May 2, 2013
Misty Volaski, firstname.lastname@example.org
Matilija Canyon’s Hot Springs, revered for thousands of years by local Native American tribes as a sacred healing place, has been closed down by the property’s owners to allow for an extensive cleanup and a “resting” period for the land.
In four to six months, the hot springs are expected to reopen under the management of Ecotopia, a nonprofit organization dedicated to responsible, sustainable stewardship of the property.
“We knew how upset some people were going to be that they wouldn’t have access (to the hot springs) for a period of time,” said Gunnar Lovelace, who owns the land along with his family and is a co-founder of Ecotopia. “We know there’s a lot of people that go (to the hot springs) who love and respect the land, but there’s a distinct and growing segment who go to party and they trash the land.”
Ojai Police said there has also been criminal activity in the area, primarily vehicle break-ins. “On average, we see about two to three vehicle break-ins per month up in Matilija Canyon,” said Ojai detective Mike Harris. “It’s the same issues we’ve had at other trailheads throughout the county.”
Lovelace said residents in the canyon are on the lookout for cars parked on the side of the road, and that they plan to alert police if anyone is seen trespassing on the property.
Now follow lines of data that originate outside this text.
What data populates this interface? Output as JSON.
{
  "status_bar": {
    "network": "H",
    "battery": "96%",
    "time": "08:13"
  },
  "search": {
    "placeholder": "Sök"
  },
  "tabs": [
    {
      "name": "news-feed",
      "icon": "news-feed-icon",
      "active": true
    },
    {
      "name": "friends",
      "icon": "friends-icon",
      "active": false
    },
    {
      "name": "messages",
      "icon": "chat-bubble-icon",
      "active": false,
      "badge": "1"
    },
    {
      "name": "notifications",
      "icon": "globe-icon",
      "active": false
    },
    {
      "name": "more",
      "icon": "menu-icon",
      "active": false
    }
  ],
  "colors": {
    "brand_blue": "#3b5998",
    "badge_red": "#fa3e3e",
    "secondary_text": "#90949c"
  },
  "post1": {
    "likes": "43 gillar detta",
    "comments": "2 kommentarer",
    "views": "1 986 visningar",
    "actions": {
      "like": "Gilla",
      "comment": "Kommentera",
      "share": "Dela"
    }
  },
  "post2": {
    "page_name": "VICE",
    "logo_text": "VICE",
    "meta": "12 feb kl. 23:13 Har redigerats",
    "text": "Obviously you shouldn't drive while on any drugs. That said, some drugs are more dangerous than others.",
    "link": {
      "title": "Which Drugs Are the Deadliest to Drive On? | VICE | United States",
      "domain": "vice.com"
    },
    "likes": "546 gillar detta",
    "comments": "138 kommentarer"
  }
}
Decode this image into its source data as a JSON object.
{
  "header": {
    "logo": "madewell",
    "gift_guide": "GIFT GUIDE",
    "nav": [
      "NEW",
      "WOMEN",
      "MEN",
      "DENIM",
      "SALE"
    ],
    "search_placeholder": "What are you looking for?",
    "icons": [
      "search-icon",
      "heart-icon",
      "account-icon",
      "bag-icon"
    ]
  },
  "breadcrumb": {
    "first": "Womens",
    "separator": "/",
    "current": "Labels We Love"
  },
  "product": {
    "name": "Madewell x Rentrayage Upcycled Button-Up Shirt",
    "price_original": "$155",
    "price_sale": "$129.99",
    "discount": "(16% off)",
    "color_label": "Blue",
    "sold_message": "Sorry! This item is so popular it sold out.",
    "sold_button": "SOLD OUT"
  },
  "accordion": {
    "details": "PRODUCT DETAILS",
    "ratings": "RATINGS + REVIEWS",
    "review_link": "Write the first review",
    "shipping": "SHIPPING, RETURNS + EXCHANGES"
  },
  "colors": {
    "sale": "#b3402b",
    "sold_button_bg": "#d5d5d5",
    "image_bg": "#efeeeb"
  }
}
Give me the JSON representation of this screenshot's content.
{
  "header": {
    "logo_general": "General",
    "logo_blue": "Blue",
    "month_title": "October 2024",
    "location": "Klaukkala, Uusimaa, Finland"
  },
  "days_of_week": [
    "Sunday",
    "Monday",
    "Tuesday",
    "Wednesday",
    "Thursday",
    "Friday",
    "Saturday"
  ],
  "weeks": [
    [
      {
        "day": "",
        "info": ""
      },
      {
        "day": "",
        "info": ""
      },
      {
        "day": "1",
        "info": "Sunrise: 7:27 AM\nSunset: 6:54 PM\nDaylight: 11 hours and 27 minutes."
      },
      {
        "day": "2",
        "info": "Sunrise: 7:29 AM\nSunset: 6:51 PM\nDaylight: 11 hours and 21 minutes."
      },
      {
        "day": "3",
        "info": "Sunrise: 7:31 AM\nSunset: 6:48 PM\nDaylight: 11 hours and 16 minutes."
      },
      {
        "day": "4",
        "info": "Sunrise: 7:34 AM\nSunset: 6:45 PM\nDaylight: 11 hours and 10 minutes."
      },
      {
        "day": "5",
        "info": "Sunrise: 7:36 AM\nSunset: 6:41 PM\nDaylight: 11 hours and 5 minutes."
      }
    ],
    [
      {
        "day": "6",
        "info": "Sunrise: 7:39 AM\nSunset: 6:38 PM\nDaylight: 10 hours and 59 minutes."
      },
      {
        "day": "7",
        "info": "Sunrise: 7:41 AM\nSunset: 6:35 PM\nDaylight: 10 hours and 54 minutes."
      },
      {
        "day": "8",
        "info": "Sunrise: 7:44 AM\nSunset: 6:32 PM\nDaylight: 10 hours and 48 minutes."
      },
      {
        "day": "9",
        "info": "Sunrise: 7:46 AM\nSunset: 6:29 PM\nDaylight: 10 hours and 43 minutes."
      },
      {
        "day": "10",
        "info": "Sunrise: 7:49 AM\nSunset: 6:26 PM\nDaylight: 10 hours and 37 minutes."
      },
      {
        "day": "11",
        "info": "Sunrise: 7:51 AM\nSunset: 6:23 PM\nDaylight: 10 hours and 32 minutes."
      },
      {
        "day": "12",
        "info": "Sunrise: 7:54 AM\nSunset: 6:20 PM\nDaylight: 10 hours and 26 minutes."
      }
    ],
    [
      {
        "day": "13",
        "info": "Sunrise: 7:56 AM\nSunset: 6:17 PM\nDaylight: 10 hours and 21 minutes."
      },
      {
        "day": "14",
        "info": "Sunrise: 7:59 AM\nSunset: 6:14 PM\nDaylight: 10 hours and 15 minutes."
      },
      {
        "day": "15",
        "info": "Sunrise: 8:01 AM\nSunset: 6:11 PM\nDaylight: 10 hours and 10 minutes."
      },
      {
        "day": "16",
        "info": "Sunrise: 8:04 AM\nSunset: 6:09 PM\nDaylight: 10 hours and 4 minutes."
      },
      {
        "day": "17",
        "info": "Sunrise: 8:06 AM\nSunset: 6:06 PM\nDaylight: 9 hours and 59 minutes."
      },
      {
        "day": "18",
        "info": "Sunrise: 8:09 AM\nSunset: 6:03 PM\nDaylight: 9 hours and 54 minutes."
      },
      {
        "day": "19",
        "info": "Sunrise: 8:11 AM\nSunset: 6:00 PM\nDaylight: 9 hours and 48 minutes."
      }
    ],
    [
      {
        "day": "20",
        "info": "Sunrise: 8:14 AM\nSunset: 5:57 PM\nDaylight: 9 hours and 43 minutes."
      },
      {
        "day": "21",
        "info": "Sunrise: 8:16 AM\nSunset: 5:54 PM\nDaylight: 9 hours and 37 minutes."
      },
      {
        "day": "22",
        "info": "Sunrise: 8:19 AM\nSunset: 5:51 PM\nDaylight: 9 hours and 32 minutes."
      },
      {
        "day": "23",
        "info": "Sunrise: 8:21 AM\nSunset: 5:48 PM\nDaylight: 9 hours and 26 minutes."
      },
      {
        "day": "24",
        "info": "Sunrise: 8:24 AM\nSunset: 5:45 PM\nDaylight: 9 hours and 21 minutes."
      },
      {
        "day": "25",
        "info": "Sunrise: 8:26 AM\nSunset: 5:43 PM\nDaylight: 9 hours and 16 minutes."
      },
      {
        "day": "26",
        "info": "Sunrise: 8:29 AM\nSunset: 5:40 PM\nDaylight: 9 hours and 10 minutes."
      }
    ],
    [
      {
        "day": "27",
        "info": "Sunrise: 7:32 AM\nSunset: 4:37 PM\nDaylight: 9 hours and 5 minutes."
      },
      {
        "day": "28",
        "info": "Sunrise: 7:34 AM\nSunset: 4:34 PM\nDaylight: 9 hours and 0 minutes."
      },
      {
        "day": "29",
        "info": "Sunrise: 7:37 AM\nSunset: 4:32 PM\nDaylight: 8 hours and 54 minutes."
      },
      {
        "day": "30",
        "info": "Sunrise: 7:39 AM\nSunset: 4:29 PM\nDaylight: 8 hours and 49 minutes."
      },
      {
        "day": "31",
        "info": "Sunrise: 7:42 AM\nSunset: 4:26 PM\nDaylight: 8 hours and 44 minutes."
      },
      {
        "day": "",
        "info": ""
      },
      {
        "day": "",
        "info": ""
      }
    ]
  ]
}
Ojai police are supporting the efforts by responding to calls for service, and will also conduct periodic patrols. “We need to allow the land time to rest and reset the energy,” Lovelace said. “We need to slow the whole thing down, really make sure that it is reasonably safe for our staff and volunteers to come in and manage the land.”
Lovelace said surrounding neighbors and the U.S. Forest Service all agreed with a property assessment that proved the hot springs were on his family’s property. That cleared the way for them to move forward with their plans for the land.
Those plans include public access, but, Lovelace emphasized, “The era of using the land without giving something back is coming to an end. One of the concerns that’s arisen is whether or not we’re going to be charging money and try to commercialize it. That’s never been our aim with this property. What we’re interested in doing is creating an exchange network … if you want to come use the land, you’ve got to give something to the land, be it your time, a service, an in-kind gift, help pick up trash or it can be a financial contribution.”
Local Chumash elder Julie Tumamait-Stenslie supports the spirit and efforts of the Ecotopia group, and recently held a ceremony on the ancient site to help initiate healing the land. “We prayed, asked for guidance for what needs to happen there, how it can guide us and direct its use for the future,” she said.
Regarding the resting period, she said, “I think it’s really necessary. The litter, health issues, no restrooms, that kind of stuff. It’s just practical stuff right now, and then we’ll go from there. It’s going to be a change, but a change for the better.”
Tumamait-Stenslie also addressed the issue of giving back to the land in exchange for use of the hot springs. “Some people argue with this purchase — ‘Oh, they’re going to be charging money to go there now?’ And I’ve said to a couple of people, ‘Well, what if I bought it, what if my tribal group bought it? We would need money to do the things we’d need to do for the land.’ We’re not a federally-recognized tribe, we don’t have federal aid or grants … so we would need to ask for everybody’s donations to help support us. And I think that’s what Gunnar is looking to do — be stewards of the land.”
Lovelace said his family has studied the site for about two years now and has met extensively with neighbors, the U.S. Forest Service and other community representatives to determine the current state of the land and receive input on what to do once the resting period ends. As Tumamait-Stenslie pointed out, “There are lots of questions that are unanswered — and we have to ask them.”
To that end, Lovelace and the Ecotopia group will host a community meeting Wednesday from 7 to 9 p.m. at Yoga Nest, 2240 Maricopa Highway (parking is available on the highway). Ecotopia representatives will give an overview of their vision for the land, then will host a question-and-answer session and receive feedback from attendees.
“We need input from the community,” Lovelace said. “This is basically an opportunity for the community to meet the parties who are interested (in helping restore the land). This is about the community seeing itself and becoming involved in a real way.”
Editor’s note: This article was revised June 21, 2103 to remove an inaccurate contact web address.